Problem = Take the entries below and retype them exactly.

Material to process =
..............................

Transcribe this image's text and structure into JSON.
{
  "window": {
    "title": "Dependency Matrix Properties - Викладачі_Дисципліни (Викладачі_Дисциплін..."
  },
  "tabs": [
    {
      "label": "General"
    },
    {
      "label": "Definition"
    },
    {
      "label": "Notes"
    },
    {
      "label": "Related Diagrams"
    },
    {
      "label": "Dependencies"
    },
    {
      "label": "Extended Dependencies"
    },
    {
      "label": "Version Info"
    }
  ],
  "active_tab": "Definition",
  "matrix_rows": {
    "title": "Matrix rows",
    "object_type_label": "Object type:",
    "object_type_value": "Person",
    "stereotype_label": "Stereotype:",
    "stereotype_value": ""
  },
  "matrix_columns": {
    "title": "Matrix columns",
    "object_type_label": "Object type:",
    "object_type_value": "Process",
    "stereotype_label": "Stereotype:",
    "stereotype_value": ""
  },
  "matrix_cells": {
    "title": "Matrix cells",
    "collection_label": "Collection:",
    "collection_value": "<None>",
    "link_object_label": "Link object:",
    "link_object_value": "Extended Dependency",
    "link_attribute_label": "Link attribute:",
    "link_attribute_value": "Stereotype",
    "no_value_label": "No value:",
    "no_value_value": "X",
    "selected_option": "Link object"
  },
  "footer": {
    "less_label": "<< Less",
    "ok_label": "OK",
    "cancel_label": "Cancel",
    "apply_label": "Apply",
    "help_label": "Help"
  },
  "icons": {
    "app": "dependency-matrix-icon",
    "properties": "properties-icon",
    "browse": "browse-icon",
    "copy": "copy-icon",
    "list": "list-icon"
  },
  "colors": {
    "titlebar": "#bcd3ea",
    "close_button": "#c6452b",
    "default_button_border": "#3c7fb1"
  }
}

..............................

Solution =
Transcribe this image's text and structure into JSON.
{
  "window": {
    "title": "Dependency Matrix Properties - Викладачі_Дисципліни (Викладачі_Дисциплін..."
  },
  "tabs": [
    {
      "label": "General"
    },
    {
      "label": "Definition"
    },
    {
      "label": "Notes"
    },
    {
      "label": "Related Diagrams"
    },
    {
      "label": "Dependencies"
    },
    {
      "label": "Extended Dependencies"
    },
    {
      "label": "Version Info"
    }
  ],
  "active_tab": "Definition",
  "matrix_rows": {
    "title": "Matrix rows",
    "object_type_label": "Object type:",
    "object_type_value": "Person",
    "stereotype_label": "Stereotype:",
    "stereotype_value": ""
  },
  "matrix_columns": {
    "title": "Matrix columns",
    "object_type_label": "Object type:",
    "object_type_value": "Process",
    "stereotype_label": "Stereotype:",
    "stereotype_value": ""
  },
  "matrix_cells": {
    "title": "Matrix cells",
    "collection_label": "Collection:",
    "collection_value": "<None>",
    "link_object_label": "Link object:",
    "link_object_value": "Extended Dependency",
    "link_attribute_label": "Link attribute:",
    "link_attribute_value": "Stereotype",
    "no_value_label": "No value:",
    "no_value_value": "X",
    "selected_option": "Link object"
  },
  "footer": {
    "less_label": "<< Less",
    "ok_label": "OK",
    "cancel_label": "Cancel",
    "apply_label": "Apply",
    "help_label": "Help"
  },
  "icons": {
    "app": "dependency-matrix-icon",
    "properties": "properties-icon",
    "browse": "browse-icon",
    "copy": "copy-icon",
    "list": "list-icon"
  },
  "colors": {
    "titlebar": "#bcd3ea",
    "close_button": "#c6452b",
    "default_button_border": "#3c7fb1"
  }
}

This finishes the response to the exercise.